==== Record set ====

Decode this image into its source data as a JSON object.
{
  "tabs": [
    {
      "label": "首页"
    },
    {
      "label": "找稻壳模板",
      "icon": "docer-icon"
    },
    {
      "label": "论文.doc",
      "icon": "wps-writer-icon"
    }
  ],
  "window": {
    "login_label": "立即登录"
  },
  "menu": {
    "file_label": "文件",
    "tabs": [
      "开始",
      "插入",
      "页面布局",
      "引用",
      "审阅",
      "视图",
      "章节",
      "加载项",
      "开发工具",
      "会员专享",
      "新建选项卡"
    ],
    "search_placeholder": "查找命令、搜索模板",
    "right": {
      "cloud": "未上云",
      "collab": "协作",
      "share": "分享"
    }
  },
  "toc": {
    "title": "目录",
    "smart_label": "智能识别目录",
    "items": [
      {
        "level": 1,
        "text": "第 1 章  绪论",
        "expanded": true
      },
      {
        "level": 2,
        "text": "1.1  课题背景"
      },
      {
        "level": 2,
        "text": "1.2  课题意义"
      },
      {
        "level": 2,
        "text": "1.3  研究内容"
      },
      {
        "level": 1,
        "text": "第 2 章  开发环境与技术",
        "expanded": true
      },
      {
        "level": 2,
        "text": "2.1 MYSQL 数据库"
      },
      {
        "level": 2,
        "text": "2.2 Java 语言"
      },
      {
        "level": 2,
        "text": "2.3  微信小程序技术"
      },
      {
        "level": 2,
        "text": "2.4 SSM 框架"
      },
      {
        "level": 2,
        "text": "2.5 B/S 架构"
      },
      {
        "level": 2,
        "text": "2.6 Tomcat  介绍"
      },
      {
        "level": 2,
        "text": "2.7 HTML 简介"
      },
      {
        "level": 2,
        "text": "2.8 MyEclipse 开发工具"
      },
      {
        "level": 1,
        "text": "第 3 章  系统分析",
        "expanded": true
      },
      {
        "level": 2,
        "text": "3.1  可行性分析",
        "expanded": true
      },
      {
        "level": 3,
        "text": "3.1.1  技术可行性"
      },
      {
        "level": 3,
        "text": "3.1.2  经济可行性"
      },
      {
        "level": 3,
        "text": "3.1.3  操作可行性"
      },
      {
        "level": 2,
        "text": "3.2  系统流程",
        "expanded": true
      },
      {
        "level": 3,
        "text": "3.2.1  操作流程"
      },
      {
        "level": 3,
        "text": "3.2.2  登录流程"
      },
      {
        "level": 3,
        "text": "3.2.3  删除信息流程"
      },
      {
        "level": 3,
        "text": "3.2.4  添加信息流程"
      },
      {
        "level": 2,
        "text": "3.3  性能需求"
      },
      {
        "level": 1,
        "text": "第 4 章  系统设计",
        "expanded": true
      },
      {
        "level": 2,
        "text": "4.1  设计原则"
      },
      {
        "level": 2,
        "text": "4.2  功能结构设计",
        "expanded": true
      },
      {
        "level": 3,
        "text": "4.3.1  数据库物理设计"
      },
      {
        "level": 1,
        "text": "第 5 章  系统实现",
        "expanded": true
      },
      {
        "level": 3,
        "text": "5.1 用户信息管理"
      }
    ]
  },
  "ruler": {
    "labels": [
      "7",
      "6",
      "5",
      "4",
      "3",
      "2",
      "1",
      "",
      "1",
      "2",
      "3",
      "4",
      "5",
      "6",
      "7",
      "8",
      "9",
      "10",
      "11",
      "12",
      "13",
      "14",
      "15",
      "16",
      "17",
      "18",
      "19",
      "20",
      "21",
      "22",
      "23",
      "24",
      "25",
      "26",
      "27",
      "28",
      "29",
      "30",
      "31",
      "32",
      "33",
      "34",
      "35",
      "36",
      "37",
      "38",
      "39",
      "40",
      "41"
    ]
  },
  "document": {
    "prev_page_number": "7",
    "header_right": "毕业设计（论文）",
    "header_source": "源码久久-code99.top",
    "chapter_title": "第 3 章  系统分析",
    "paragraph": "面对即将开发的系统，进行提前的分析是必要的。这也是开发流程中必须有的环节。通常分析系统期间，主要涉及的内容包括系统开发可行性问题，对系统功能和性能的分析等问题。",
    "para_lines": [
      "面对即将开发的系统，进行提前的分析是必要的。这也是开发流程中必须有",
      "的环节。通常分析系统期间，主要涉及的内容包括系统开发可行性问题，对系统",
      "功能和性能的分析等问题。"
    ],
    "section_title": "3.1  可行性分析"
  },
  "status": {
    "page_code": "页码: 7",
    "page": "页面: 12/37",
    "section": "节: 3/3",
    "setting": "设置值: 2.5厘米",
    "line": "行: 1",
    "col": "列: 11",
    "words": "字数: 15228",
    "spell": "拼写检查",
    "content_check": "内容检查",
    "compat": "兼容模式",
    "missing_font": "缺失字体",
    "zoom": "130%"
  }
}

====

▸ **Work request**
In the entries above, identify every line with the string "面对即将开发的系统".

▸ **Task response**
    "paragraph": "面对即将开发的系统，进行提前的分析是必要的。这也是开发流程中必须有的环节。通常分析系统期间，主要涉及的内容包括系统开发可行性问题，对系统功能和性能的分析等问题。",
      "面对即将开发的系统，进行提前的分析是必要的。这也是开发流程中必须有",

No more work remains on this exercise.